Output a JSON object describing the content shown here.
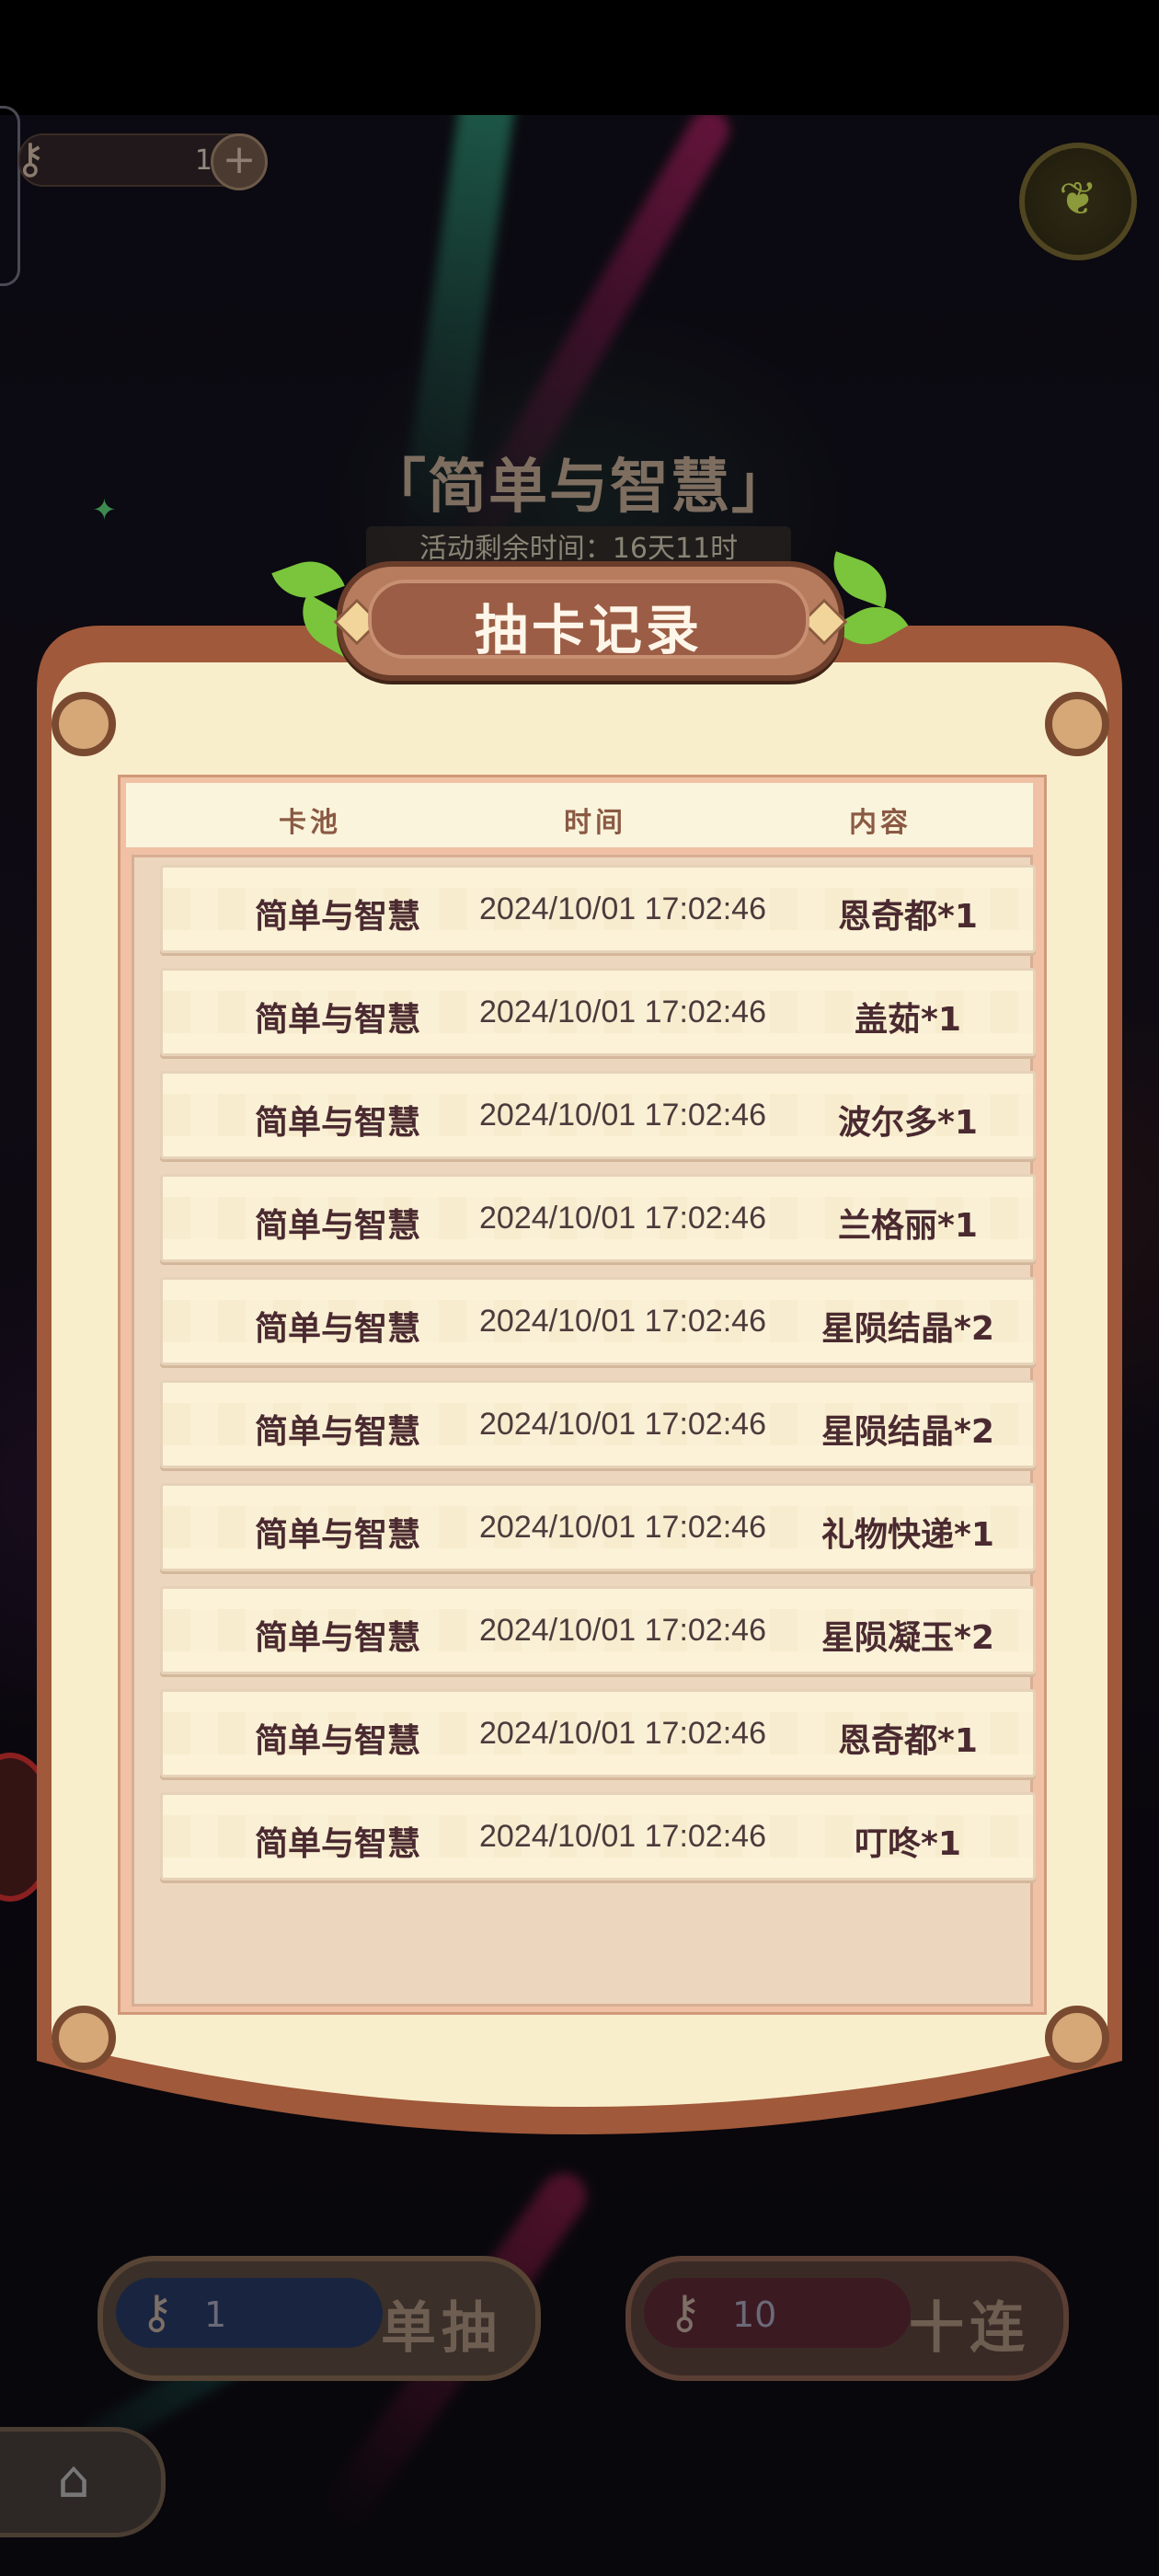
{
  "hud": {
    "key_count": "1",
    "plus": "+",
    "seed_icon": "seed-icon"
  },
  "event": {
    "title": "「简单与智慧」",
    "timer": "活动剩余时间：16天11时"
  },
  "modal": {
    "title": "抽卡记录",
    "headers": {
      "pool": "卡池",
      "time": "时间",
      "content": "内容"
    },
    "rows": [
      {
        "pool": "简单与智慧",
        "time": "2024/10/01 17:02:46",
        "content": "恩奇都*1"
      },
      {
        "pool": "简单与智慧",
        "time": "2024/10/01 17:02:46",
        "content": "盖茹*1"
      },
      {
        "pool": "简单与智慧",
        "time": "2024/10/01 17:02:46",
        "content": "波尔多*1"
      },
      {
        "pool": "简单与智慧",
        "time": "2024/10/01 17:02:46",
        "content": "兰格丽*1"
      },
      {
        "pool": "简单与智慧",
        "time": "2024/10/01 17:02:46",
        "content": "星陨结晶*2"
      },
      {
        "pool": "简单与智慧",
        "time": "2024/10/01 17:02:46",
        "content": "星陨结晶*2"
      },
      {
        "pool": "简单与智慧",
        "time": "2024/10/01 17:02:46",
        "content": "礼物快递*1"
      },
      {
        "pool": "简单与智慧",
        "time": "2024/10/01 17:02:46",
        "content": "星陨凝玉*2"
      },
      {
        "pool": "简单与智慧",
        "time": "2024/10/01 17:02:46",
        "content": "恩奇都*1"
      },
      {
        "pool": "简单与智慧",
        "time": "2024/10/01 17:02:46",
        "content": "叮咚*1"
      }
    ]
  },
  "controls": {
    "single": {
      "amount": "1",
      "label": "单抽"
    },
    "ten": {
      "amount": "10",
      "label": "十连"
    },
    "home_icon": "home-icon"
  },
  "colors": {
    "banner": "#9b5d45",
    "parchment": "#f9eecc",
    "text": "#4a2a30",
    "header_text": "#8a5a44"
  }
}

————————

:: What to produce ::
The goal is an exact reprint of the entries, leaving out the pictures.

:: Solution to this problem ::
Output a JSON object describing the content shown here.
{
  "hud": {
    "key_count": "1",
    "plus": "+",
    "seed_icon": "seed-icon"
  },
  "event": {
    "title": "「简单与智慧」",
    "timer": "活动剩余时间：16天11时"
  },
  "modal": {
    "title": "抽卡记录",
    "headers": {
      "pool": "卡池",
      "time": "时间",
      "content": "内容"
    },
    "rows": [
      {
        "pool": "简单与智慧",
        "time": "2024/10/01 17:02:46",
        "content": "恩奇都*1"
      },
      {
        "pool": "简单与智慧",
        "time": "2024/10/01 17:02:46",
        "content": "盖茹*1"
      },
      {
        "pool": "简单与智慧",
        "time": "2024/10/01 17:02:46",
        "content": "波尔多*1"
      },
      {
        "pool": "简单与智慧",
        "time": "2024/10/01 17:02:46",
        "content": "兰格丽*1"
      },
      {
        "pool": "简单与智慧",
        "time": "2024/10/01 17:02:46",
        "content": "星陨结晶*2"
      },
      {
        "pool": "简单与智慧",
        "time": "2024/10/01 17:02:46",
        "content": "星陨结晶*2"
      },
      {
        "pool": "简单与智慧",
        "time": "2024/10/01 17:02:46",
        "content": "礼物快递*1"
      },
      {
        "pool": "简单与智慧",
        "time": "2024/10/01 17:02:46",
        "content": "星陨凝玉*2"
      },
      {
        "pool": "简单与智慧",
        "time": "2024/10/01 17:02:46",
        "content": "恩奇都*1"
      },
      {
        "pool": "简单与智慧",
        "time": "2024/10/01 17:02:46",
        "content": "叮咚*1"
      }
    ]
  },
  "controls": {
    "single": {
      "amount": "1",
      "label": "单抽"
    },
    "ten": {
      "amount": "10",
      "label": "十连"
    },
    "home_icon": "home-icon"
  },
  "colors": {
    "banner": "#9b5d45",
    "parchment": "#f9eecc",
    "text": "#4a2a30",
    "header_text": "#8a5a44"
  }
}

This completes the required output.